* **Task brief**
Working from the entries below, tally each line that holds "platform". Give the tally and nothing else.

* **Data excerpts**
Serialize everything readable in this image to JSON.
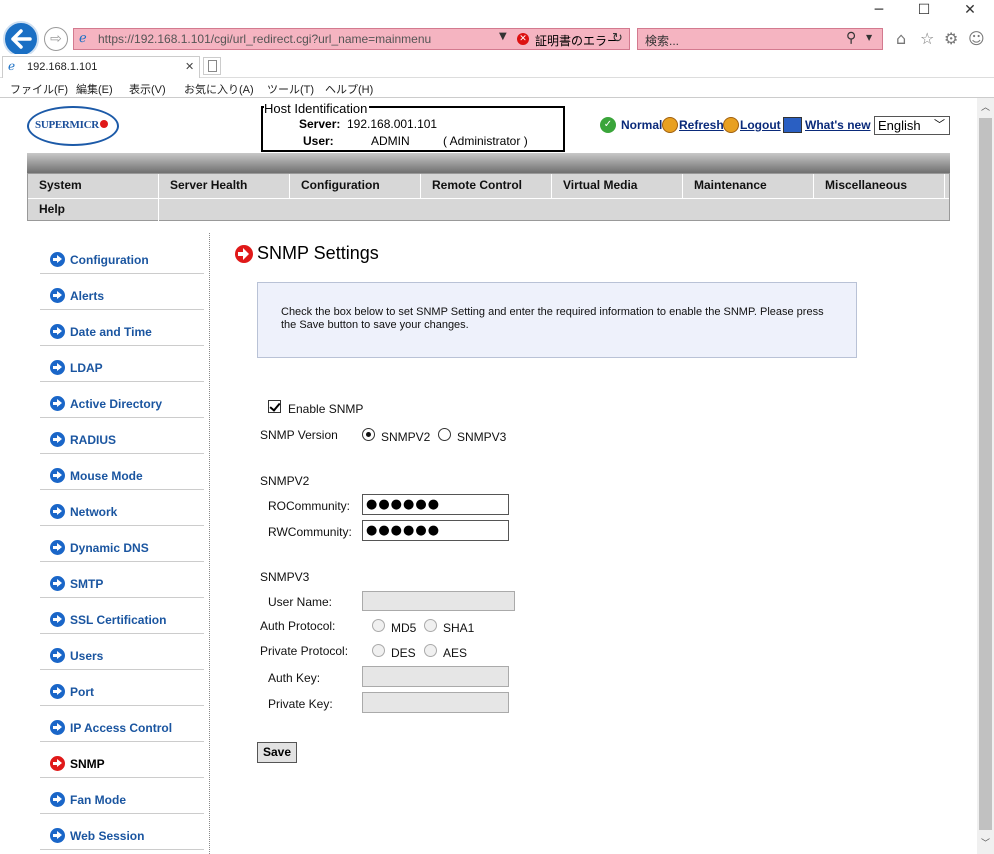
{
  "browser": {
    "url": "https://192.168.1.101/cgi/url_redirect.cgi?url_name=mainmenu",
    "cert_error": "証明書のエラー",
    "search_placeholder": "検索...",
    "tab_title": "192.168.1.101",
    "menu": [
      "ファイル(F)",
      "編集(E)",
      "表示(V)",
      "お気に入り(A)",
      "ツール(T)",
      "ヘルプ(H)"
    ]
  },
  "header": {
    "logo_text": "SUPERMICR",
    "host_legend": "Host Identification",
    "server_label": "Server:",
    "server_value": "192.168.001.101",
    "user_label": "User:",
    "user_value": "ADMIN",
    "user_role": "( Administrator )",
    "links": {
      "normal": "Normal",
      "refresh": "Refresh",
      "logout": "Logout",
      "whats_new": "What's new"
    },
    "language": "English"
  },
  "nav": {
    "row1": [
      "System",
      "Server Health",
      "Configuration",
      "Remote Control",
      "Virtual Media",
      "Maintenance",
      "Miscellaneous"
    ],
    "row2": [
      "Help"
    ]
  },
  "sidebar": {
    "items": [
      "Configuration",
      "Alerts",
      "Date and Time",
      "LDAP",
      "Active Directory",
      "RADIUS",
      "Mouse Mode",
      "Network",
      "Dynamic DNS",
      "SMTP",
      "SSL Certification",
      "Users",
      "Port",
      "IP Access Control",
      "SNMP",
      "Fan Mode",
      "Web Session"
    ],
    "active": "SNMP"
  },
  "page": {
    "title": "SNMP Settings",
    "info": "Check the box below to set SNMP Setting and enter the required information to enable the SNMP. Please press the Save button to save your changes.",
    "enable_label": "Enable SNMP",
    "version_label": "SNMP Version",
    "v2_option": "SNMPV2",
    "v3_option": "SNMPV3",
    "v2_heading": "SNMPV2",
    "ro_label": "ROCommunity:",
    "ro_value": "●●●●●●",
    "rw_label": "RWCommunity:",
    "rw_value": "●●●●●●",
    "v3_heading": "SNMPV3",
    "username_label": "User Name:",
    "auth_protocol_label": "Auth Protocol:",
    "md5": "MD5",
    "sha1": "SHA1",
    "priv_protocol_label": "Private Protocol:",
    "des": "DES",
    "aes": "AES",
    "auth_key_label": "Auth Key:",
    "priv_key_label": "Private Key:",
    "save_label": "Save"
  }
}
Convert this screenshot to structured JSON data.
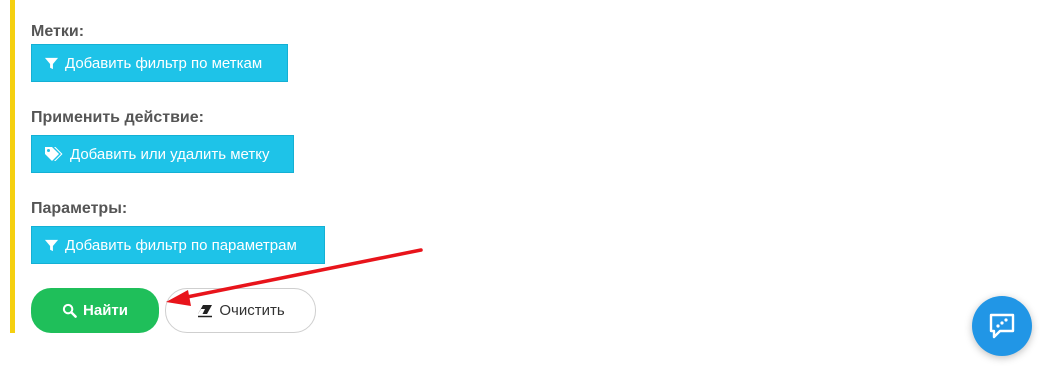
{
  "sections": {
    "tags": {
      "label": "Метки:",
      "button_label": "Добавить фильтр по меткам",
      "button_icon": "filter-icon"
    },
    "action": {
      "label": "Применить действие:",
      "button_label": "Добавить или удалить метку",
      "button_icon": "tags-icon"
    },
    "params": {
      "label": "Параметры:",
      "button_label": "Добавить фильтр по параметрам",
      "button_icon": "filter-icon"
    }
  },
  "actions": {
    "find_label": "Найти",
    "find_icon": "search-icon",
    "clear_label": "Очистить",
    "clear_icon": "eraser-icon"
  },
  "chat_widget": {
    "icon": "chat-icon"
  },
  "colors": {
    "accent_bar": "#f5d010",
    "button_cyan": "#1ec3e8",
    "button_find": "#1fbf5a",
    "annotation_arrow": "#e8141b",
    "chat_widget": "#2196e6"
  }
}
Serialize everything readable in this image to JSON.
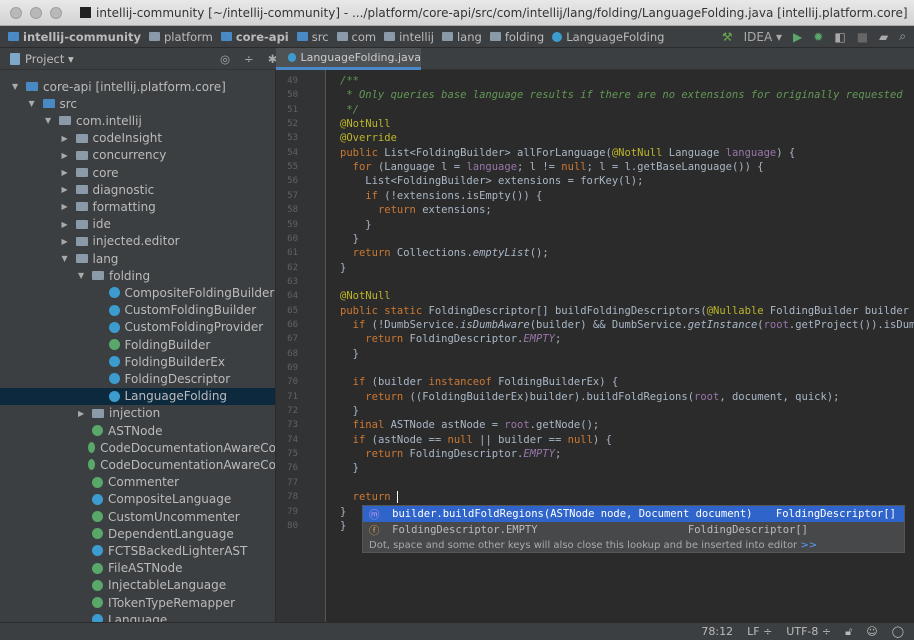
{
  "window": {
    "title": "intellij-community [~/intellij-community] - .../platform/core-api/src/com/intellij/lang/folding/LanguageFolding.java [intellij.platform.core]"
  },
  "navbar": {
    "crumbs": [
      "intellij-community",
      "platform",
      "core-api",
      "src",
      "com",
      "intellij",
      "lang",
      "folding",
      "LanguageFolding"
    ],
    "run_config": "IDEA ▾"
  },
  "toolwindow": {
    "label": "Project ▾"
  },
  "editor_tab": {
    "label": "LanguageFolding.java"
  },
  "tree": [
    {
      "label": "core-api [intellij.platform.core]",
      "depth": 0,
      "kind": "module",
      "open": true
    },
    {
      "label": "src",
      "depth": 1,
      "kind": "srcfolder",
      "open": true
    },
    {
      "label": "com.intellij",
      "depth": 2,
      "kind": "package",
      "open": true
    },
    {
      "label": "codeInsight",
      "depth": 3,
      "kind": "package",
      "open": false
    },
    {
      "label": "concurrency",
      "depth": 3,
      "kind": "package",
      "open": false
    },
    {
      "label": "core",
      "depth": 3,
      "kind": "package",
      "open": false
    },
    {
      "label": "diagnostic",
      "depth": 3,
      "kind": "package",
      "open": false
    },
    {
      "label": "formatting",
      "depth": 3,
      "kind": "package",
      "open": false
    },
    {
      "label": "ide",
      "depth": 3,
      "kind": "package",
      "open": false
    },
    {
      "label": "injected.editor",
      "depth": 3,
      "kind": "package",
      "open": false
    },
    {
      "label": "lang",
      "depth": 3,
      "kind": "package",
      "open": true
    },
    {
      "label": "folding",
      "depth": 4,
      "kind": "package",
      "open": true
    },
    {
      "label": "CompositeFoldingBuilder",
      "depth": 5,
      "kind": "class"
    },
    {
      "label": "CustomFoldingBuilder",
      "depth": 5,
      "kind": "class"
    },
    {
      "label": "CustomFoldingProvider",
      "depth": 5,
      "kind": "class"
    },
    {
      "label": "FoldingBuilder",
      "depth": 5,
      "kind": "interface"
    },
    {
      "label": "FoldingBuilderEx",
      "depth": 5,
      "kind": "class"
    },
    {
      "label": "FoldingDescriptor",
      "depth": 5,
      "kind": "class"
    },
    {
      "label": "LanguageFolding",
      "depth": 5,
      "kind": "class",
      "selected": true
    },
    {
      "label": "injection",
      "depth": 4,
      "kind": "package",
      "open": false
    },
    {
      "label": "ASTNode",
      "depth": 4,
      "kind": "interface"
    },
    {
      "label": "CodeDocumentationAwareCo",
      "depth": 4,
      "kind": "interface"
    },
    {
      "label": "CodeDocumentationAwareCo",
      "depth": 4,
      "kind": "interface"
    },
    {
      "label": "Commenter",
      "depth": 4,
      "kind": "interface"
    },
    {
      "label": "CompositeLanguage",
      "depth": 4,
      "kind": "class"
    },
    {
      "label": "CustomUncommenter",
      "depth": 4,
      "kind": "interface"
    },
    {
      "label": "DependentLanguage",
      "depth": 4,
      "kind": "interface"
    },
    {
      "label": "FCTSBackedLighterAST",
      "depth": 4,
      "kind": "class"
    },
    {
      "label": "FileASTNode",
      "depth": 4,
      "kind": "interface"
    },
    {
      "label": "InjectableLanguage",
      "depth": 4,
      "kind": "interface"
    },
    {
      "label": "ITokenTypeRemapper",
      "depth": 4,
      "kind": "interface"
    },
    {
      "label": "Language",
      "depth": 4,
      "kind": "class"
    }
  ],
  "code": {
    "first_line": 49,
    "lines": [
      "/**",
      " * Only queries base language results if there are no extensions for originally requested",
      " */",
      "@NotNull",
      "@Override",
      "public List<FoldingBuilder> allForLanguage(@NotNull Language language) {",
      "  for (Language l = language; l != null; l = l.getBaseLanguage()) {",
      "    List<FoldingBuilder> extensions = forKey(l);",
      "    if (!extensions.isEmpty()) {",
      "      return extensions;",
      "    }",
      "  }",
      "  return Collections.emptyList();",
      "}",
      "",
      "@NotNull",
      "public static FoldingDescriptor[] buildFoldingDescriptors(@Nullable FoldingBuilder builder",
      "  if (!DumbService.isDumbAware(builder) && DumbService.getInstance(root.getProject()).isDum",
      "    return FoldingDescriptor.EMPTY;",
      "  }",
      "",
      "  if (builder instanceof FoldingBuilderEx) {",
      "    return ((FoldingBuilderEx)builder).buildFoldRegions(root, document, quick);",
      "  }",
      "  final ASTNode astNode = root.getNode();",
      "  if (astNode == null || builder == null) {",
      "    return FoldingDescriptor.EMPTY;",
      "  }",
      "",
      "  return ",
      "}",
      "}"
    ]
  },
  "completion": {
    "items": [
      {
        "text": "builder.buildFoldRegions(ASTNode node, Document document)",
        "type": "FoldingDescriptor[]"
      },
      {
        "text": "FoldingDescriptor.EMPTY",
        "type": "FoldingDescriptor[]"
      }
    ],
    "hint": "Dot, space and some other keys will also close this lookup and be inserted into editor",
    "hint_link": ">>"
  },
  "status": {
    "position": "78:12",
    "line_sep": "LF ÷",
    "encoding": "UTF-8 ÷"
  },
  "colors": {
    "accent": "#4a88c7",
    "selection": "#2f65ca",
    "keyword": "#cc7832",
    "annotation": "#bbb529",
    "comment": "#629755",
    "param": "#72737a"
  }
}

* **Answer space**
3